***** SUPPLIED ENTRIES

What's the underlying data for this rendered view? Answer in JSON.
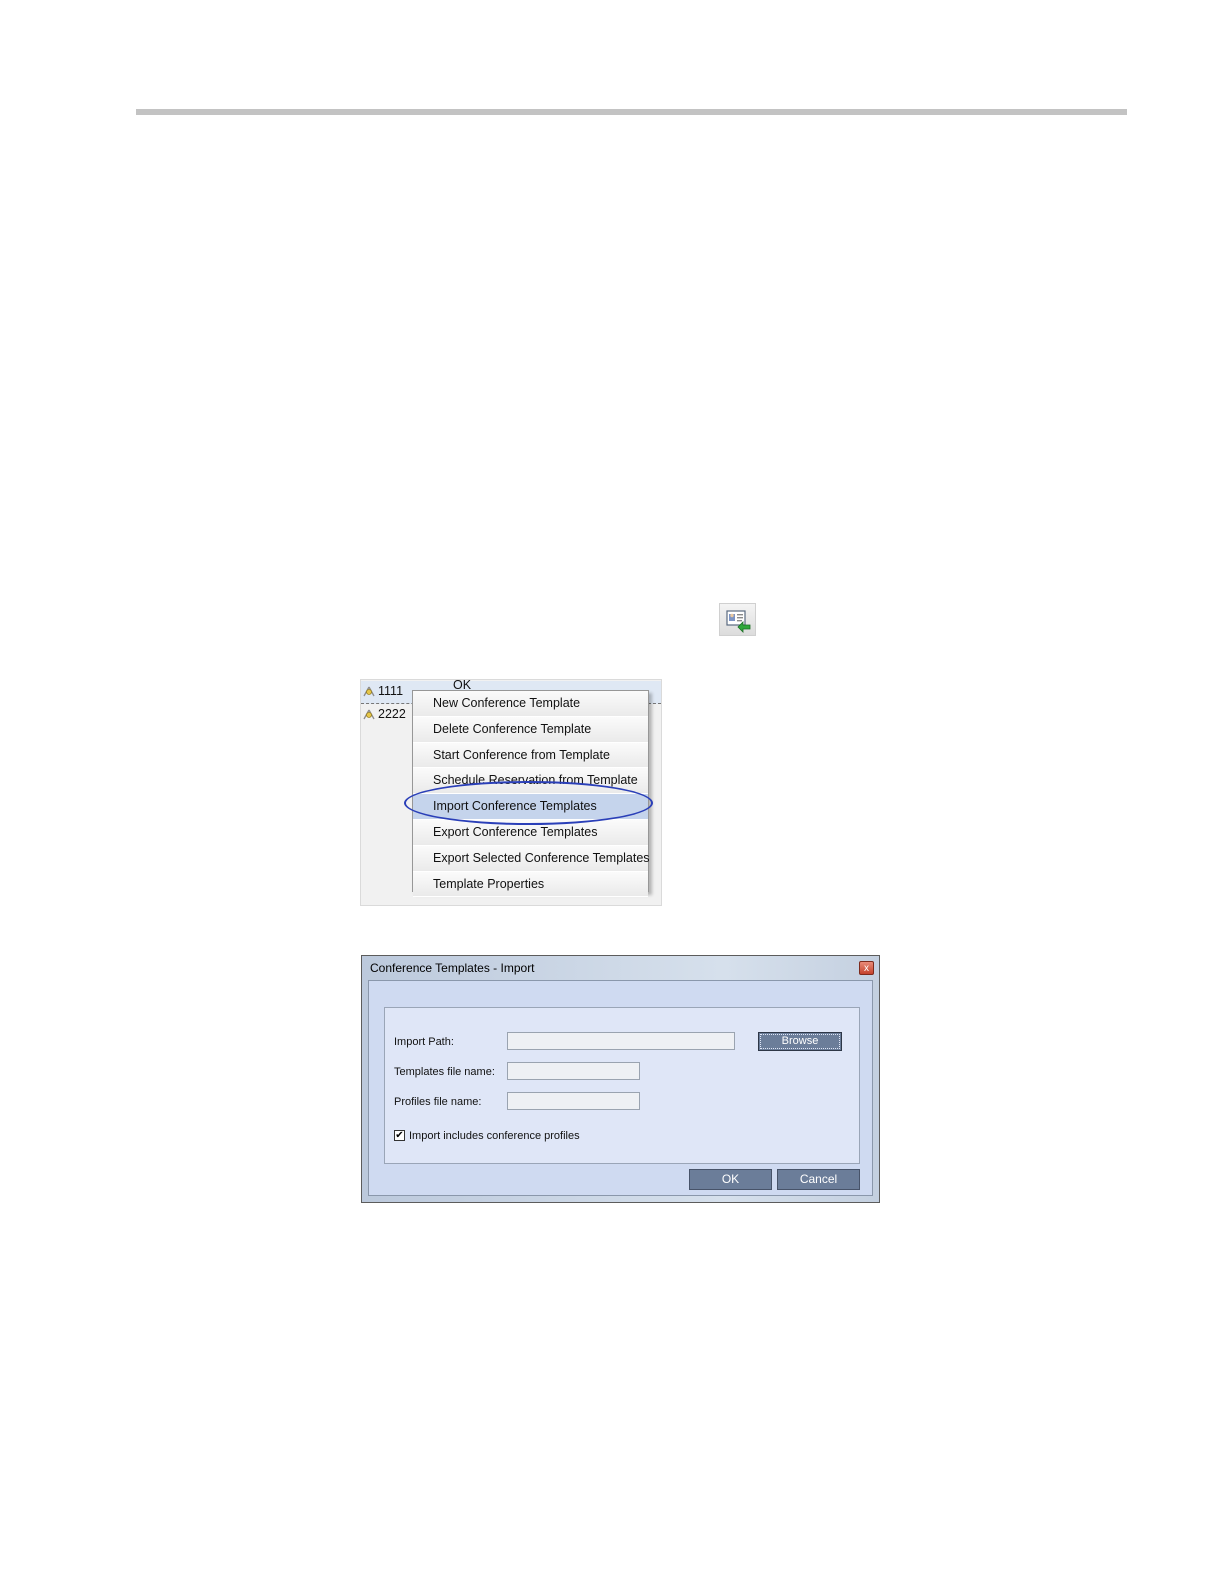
{
  "toolbar_icon": {
    "name": "import-templates-icon"
  },
  "template_list": {
    "rows": [
      {
        "name": "1111",
        "status": "OK"
      },
      {
        "name": "2222",
        "status": ""
      }
    ]
  },
  "context_menu": {
    "items": [
      "New Conference Template",
      "Delete Conference Template",
      "Start Conference from Template",
      "Schedule Reservation from Template",
      "Import Conference Templates",
      "Export Conference Templates",
      "Export Selected Conference Templates",
      "Template Properties"
    ],
    "highlighted": "Import Conference Templates"
  },
  "dialog": {
    "title": "Conference Templates - Import",
    "close_glyph": "x",
    "import_path_label": "Import Path:",
    "import_path_value": "",
    "browse_label": "Browse",
    "templates_file_label": "Templates file name:",
    "templates_file_value": "",
    "profiles_file_label": "Profiles file name:",
    "profiles_file_value": "",
    "include_profiles_label": "Import includes conference profiles",
    "include_profiles_checked": true,
    "ok_label": "OK",
    "cancel_label": "Cancel"
  },
  "colors": {
    "highlight_ellipse": "#2a3fb8",
    "dialog_button": "#6b7d99",
    "dialog_background": "#cfdaf1"
  }
}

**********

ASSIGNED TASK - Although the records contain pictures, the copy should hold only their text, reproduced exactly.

RESPONSE TO THE TASK -
What's the underlying data for this rendered view? Answer in JSON.
{
  "toolbar_icon": {
    "name": "import-templates-icon"
  },
  "template_list": {
    "rows": [
      {
        "name": "1111",
        "status": "OK"
      },
      {
        "name": "2222",
        "status": ""
      }
    ]
  },
  "context_menu": {
    "items": [
      "New Conference Template",
      "Delete Conference Template",
      "Start Conference from Template",
      "Schedule Reservation from Template",
      "Import Conference Templates",
      "Export Conference Templates",
      "Export Selected Conference Templates",
      "Template Properties"
    ],
    "highlighted": "Import Conference Templates"
  },
  "dialog": {
    "title": "Conference Templates - Import",
    "close_glyph": "x",
    "import_path_label": "Import Path:",
    "import_path_value": "",
    "browse_label": "Browse",
    "templates_file_label": "Templates file name:",
    "templates_file_value": "",
    "profiles_file_label": "Profiles file name:",
    "profiles_file_value": "",
    "include_profiles_label": "Import includes conference profiles",
    "include_profiles_checked": true,
    "ok_label": "OK",
    "cancel_label": "Cancel"
  },
  "colors": {
    "highlight_ellipse": "#2a3fb8",
    "dialog_button": "#6b7d99",
    "dialog_background": "#cfdaf1"
  }
}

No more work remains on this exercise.